By: Joey Lamar | WCTV Eyewitness Sports
May 4, 2020
TALLAHASSEE, Fla. (WCTV) -- With gyms closed, Godby High School provides the only publicly accessible track for people to work out.
However, some are taking the liberty too far and violating physical distancing guidelines. This presents Godby Prinicipal Desmond Cole with a moral decision: Should he keep the track open?
"I don't want to close the gate a keep people out who are trying to do the right thing," Cole said.
With Leon's track closed for construction because of the installation of new turf field, Godby is the only public track that serves the community.
"So many citizens that want to come locally and use the track the right way," Cole said. "Walk, run and do their own solitary exercises on the side, but then you have a few outliers who don't want to necessarily follow the CDC guidelines."
Those outliers are people who use the infield of the track for touch or flag football. Most of them say they are in college.
One athlete agreed to speak with WCTV, but did not want to be identified.
"We're trying to show that you can exercise during the quarantine," the player said, "Because it's kind of hard using our social distancing."
Sources tell WCTV recently that the crowds have swelled to a point where people grew concerned.
However, the most recent city commission report did not list Godby's address as one where police responded.
"Citizens are doing most of the police calling," Cole said. "They see unsafe gatherings. They are the ones typically calling law enforcement to see if they can disperse those groups."
On Sunday, there were several athletes playing touch football at GHS. They said they were never told they could not use the infield area.
"No sir," the player said. "We kind of linked up via group chat, social media, Facebook, Instagram.
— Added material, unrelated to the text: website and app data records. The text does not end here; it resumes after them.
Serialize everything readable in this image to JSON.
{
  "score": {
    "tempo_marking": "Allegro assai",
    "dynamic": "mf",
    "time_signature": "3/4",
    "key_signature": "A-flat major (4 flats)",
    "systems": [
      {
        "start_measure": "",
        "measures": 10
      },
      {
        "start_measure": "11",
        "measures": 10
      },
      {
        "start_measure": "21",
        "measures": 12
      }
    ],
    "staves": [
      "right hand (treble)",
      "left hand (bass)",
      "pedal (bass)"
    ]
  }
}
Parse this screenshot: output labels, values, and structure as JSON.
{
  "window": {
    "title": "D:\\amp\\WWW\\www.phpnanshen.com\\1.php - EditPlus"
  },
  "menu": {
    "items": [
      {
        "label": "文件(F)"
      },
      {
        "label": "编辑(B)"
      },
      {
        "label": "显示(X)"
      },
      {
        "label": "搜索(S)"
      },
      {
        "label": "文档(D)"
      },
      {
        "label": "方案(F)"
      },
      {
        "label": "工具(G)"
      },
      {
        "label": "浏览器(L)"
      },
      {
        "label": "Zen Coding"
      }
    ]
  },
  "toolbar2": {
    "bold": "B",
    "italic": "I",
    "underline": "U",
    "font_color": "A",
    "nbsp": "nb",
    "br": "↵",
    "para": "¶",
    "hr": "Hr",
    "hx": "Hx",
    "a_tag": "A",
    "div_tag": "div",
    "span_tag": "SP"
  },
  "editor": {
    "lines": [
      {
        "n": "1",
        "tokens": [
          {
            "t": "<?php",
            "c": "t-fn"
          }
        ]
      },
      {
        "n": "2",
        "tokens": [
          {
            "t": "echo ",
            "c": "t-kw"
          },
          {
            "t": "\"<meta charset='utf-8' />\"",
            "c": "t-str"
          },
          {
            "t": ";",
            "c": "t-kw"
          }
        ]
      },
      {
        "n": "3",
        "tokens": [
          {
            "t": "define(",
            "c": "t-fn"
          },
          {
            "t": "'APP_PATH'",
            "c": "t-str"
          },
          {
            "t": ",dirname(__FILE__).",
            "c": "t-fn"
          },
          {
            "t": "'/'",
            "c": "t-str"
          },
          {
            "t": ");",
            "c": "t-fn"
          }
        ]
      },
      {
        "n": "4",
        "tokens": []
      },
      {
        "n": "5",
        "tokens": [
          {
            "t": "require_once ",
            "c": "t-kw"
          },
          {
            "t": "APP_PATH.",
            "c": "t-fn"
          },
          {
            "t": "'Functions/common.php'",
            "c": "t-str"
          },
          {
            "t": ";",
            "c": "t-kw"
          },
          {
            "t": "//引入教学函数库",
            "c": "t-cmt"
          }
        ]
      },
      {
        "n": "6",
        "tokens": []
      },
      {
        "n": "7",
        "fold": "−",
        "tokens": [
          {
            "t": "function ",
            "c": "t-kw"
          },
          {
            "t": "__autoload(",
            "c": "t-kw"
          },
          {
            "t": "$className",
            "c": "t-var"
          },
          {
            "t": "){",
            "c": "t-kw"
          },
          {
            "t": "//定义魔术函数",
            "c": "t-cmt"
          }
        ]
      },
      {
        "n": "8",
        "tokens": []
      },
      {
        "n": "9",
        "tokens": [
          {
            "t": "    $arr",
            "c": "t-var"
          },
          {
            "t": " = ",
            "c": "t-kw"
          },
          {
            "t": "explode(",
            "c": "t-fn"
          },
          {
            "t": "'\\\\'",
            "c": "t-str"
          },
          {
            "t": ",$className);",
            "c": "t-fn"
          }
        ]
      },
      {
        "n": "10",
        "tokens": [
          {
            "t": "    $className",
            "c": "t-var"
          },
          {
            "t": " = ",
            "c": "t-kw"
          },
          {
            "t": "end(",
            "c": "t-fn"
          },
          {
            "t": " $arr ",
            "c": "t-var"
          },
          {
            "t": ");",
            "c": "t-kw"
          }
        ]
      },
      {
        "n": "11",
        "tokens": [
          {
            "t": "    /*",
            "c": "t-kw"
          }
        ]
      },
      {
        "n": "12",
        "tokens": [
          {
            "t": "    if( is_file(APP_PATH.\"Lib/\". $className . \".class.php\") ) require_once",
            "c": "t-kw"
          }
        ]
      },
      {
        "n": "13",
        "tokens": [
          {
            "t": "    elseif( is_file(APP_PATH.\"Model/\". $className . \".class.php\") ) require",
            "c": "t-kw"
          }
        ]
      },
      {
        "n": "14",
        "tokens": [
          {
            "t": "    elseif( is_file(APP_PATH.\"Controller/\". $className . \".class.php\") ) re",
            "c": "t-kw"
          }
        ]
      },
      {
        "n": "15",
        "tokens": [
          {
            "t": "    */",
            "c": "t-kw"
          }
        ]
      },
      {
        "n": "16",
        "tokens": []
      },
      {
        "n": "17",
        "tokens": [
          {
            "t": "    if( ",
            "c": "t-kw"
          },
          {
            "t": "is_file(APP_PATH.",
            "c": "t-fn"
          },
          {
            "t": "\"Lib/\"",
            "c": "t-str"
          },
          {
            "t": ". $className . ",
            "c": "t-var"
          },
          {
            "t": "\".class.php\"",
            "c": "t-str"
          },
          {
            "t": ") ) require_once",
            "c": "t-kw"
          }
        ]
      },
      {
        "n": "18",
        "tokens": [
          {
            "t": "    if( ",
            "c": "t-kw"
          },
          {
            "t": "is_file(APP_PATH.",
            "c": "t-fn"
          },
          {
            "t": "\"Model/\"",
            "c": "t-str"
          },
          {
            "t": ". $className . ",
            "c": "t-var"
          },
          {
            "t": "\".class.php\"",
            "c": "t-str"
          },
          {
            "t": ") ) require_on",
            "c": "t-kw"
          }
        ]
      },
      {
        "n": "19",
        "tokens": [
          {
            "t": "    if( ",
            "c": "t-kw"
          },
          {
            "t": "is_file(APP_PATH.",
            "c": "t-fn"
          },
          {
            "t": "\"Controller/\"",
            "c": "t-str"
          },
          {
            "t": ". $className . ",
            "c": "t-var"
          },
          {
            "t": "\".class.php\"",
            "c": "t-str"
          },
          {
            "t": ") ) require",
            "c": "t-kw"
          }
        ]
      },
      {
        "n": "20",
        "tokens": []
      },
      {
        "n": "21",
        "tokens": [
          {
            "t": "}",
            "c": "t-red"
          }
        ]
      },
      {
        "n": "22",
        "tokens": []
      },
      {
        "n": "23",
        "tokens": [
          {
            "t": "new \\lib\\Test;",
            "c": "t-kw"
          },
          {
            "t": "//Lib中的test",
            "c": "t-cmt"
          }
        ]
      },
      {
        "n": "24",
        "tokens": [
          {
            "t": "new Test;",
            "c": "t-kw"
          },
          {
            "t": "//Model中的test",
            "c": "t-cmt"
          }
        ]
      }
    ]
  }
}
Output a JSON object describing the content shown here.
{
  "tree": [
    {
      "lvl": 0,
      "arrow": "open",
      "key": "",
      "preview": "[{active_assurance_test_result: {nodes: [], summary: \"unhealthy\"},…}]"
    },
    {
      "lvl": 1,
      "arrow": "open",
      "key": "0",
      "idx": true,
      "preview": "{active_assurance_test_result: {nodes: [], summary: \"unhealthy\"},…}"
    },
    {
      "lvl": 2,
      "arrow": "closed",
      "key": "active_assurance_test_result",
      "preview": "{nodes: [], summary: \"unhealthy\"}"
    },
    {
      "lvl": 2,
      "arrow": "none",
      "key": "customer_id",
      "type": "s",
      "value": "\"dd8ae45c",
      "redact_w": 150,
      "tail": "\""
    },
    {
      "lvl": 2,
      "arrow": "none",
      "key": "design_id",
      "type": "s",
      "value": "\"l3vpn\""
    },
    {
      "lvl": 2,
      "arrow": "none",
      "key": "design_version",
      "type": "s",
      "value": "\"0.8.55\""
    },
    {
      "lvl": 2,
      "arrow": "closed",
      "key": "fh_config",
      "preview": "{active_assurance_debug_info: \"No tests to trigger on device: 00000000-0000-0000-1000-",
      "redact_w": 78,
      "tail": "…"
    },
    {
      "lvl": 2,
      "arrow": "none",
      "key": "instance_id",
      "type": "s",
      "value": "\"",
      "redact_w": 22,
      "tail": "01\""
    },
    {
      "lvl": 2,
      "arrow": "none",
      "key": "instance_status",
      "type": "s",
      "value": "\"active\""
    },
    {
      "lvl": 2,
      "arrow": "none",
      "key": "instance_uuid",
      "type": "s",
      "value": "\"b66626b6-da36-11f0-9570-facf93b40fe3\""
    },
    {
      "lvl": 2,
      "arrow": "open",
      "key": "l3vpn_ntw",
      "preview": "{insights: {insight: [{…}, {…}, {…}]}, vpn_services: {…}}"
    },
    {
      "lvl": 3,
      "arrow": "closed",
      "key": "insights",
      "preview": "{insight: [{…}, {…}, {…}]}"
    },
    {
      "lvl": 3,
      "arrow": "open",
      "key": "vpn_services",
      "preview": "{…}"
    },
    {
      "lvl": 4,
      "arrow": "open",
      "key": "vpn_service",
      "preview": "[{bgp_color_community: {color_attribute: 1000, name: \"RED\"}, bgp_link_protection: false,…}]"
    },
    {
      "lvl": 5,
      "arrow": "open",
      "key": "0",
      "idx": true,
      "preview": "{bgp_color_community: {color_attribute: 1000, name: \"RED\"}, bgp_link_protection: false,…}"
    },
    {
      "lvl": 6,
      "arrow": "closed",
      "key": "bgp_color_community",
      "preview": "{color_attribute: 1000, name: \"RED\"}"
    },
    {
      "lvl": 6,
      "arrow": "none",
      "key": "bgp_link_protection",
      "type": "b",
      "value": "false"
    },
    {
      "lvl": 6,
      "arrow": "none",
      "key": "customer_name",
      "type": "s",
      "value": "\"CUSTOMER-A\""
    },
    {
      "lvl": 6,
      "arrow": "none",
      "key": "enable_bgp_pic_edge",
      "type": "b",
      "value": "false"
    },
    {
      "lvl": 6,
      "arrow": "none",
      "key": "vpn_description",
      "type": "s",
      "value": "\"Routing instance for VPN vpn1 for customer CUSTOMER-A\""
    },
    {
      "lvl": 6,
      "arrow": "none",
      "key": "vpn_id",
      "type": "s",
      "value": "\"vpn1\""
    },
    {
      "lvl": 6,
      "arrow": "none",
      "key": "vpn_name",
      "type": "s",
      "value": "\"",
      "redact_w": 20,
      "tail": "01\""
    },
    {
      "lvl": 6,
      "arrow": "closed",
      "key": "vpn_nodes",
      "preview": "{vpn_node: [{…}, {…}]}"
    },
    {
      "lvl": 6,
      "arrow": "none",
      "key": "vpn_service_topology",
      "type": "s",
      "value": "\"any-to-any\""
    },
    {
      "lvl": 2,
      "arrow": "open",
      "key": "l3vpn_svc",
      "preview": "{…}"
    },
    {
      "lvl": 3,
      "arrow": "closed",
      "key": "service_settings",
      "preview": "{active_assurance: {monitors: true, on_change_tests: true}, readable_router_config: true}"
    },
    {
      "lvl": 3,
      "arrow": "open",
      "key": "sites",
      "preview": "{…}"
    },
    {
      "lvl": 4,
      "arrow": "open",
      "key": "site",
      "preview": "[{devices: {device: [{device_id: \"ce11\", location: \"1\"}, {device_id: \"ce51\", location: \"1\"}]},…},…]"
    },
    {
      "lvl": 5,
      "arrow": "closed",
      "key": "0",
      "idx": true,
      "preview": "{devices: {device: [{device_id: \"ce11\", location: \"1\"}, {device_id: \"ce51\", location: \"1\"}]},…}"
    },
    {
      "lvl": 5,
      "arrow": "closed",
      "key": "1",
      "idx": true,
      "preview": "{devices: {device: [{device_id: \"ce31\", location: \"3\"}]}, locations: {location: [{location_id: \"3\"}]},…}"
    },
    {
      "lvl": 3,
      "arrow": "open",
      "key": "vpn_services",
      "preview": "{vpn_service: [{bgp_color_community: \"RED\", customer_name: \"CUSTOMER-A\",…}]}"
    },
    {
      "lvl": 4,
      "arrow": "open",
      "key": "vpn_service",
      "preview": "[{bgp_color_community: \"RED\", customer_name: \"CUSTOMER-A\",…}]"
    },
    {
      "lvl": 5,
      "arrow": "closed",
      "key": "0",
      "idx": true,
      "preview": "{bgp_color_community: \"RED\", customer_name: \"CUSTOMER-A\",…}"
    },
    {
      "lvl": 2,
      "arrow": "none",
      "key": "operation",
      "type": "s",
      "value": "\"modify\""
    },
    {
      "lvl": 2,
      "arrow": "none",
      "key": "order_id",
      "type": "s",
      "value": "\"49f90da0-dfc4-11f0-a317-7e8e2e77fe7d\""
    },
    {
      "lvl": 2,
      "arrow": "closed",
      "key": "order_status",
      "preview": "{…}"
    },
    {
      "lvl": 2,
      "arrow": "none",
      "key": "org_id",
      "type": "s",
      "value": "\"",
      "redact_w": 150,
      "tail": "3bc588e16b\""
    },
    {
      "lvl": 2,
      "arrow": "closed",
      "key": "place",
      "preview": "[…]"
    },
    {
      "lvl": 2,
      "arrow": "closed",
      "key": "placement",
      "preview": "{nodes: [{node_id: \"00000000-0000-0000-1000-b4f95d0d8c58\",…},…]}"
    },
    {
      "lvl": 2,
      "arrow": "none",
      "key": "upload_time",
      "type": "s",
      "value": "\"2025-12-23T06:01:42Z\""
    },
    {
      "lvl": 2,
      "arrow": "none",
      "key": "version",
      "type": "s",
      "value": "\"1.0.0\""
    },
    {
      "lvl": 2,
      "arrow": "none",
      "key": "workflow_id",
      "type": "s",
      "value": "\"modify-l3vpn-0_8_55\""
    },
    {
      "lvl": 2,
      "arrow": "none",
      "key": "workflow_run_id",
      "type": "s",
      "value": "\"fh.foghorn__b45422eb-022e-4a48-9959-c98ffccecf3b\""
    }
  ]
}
We all link up with the guys to put in the group chat."
"When we see them," Cole said, "We'll address it. Because it happens in the not-so-hot part of the day, at 5:30 p.m. or 6 p.m. or on weekends it's hard to address that kind of behavior."
As you walk into the track entrance, there is a sign that ask people to maintain social distancing while on the track. There is no sign telling people that use of the infield is prohibited.
"I understand what they are going through," Cole said, "But I also understand as an adult now what social distancing is and how crazy this disease is."
The athletes also claim they have been gathering on Sundays for the past six months. The athletes say they are just looking for a way to stay in shape and a way to relieve stress.
"We have to deal with people every day," the player said. "We go to the grocery store. We do practice social distancing at the grocery store and everywhere else, but out here, we come out here to have some fun."
Cole has the option to close the track, but he says that creates two problems; the first is the fence is not tall enough to prevent someone from climbing over.
"Our fence is only four-foot tall," Cole said. "So if someone really wanted to get on to the track or the playing field they could easily do that."
And the second: Closing the track punishes people who actually use the track for its intended purpose.
"I have an elderly couple that comes almost religiously," Cole said. "I have a family that has a disabled child and they push him around the track."
Principal Cole said there is not a breaking point where he would make the decision to close the track yet, but the school will continue to monitor the situation and they want citizens to call law enforcement if they see the gatherings grow too large.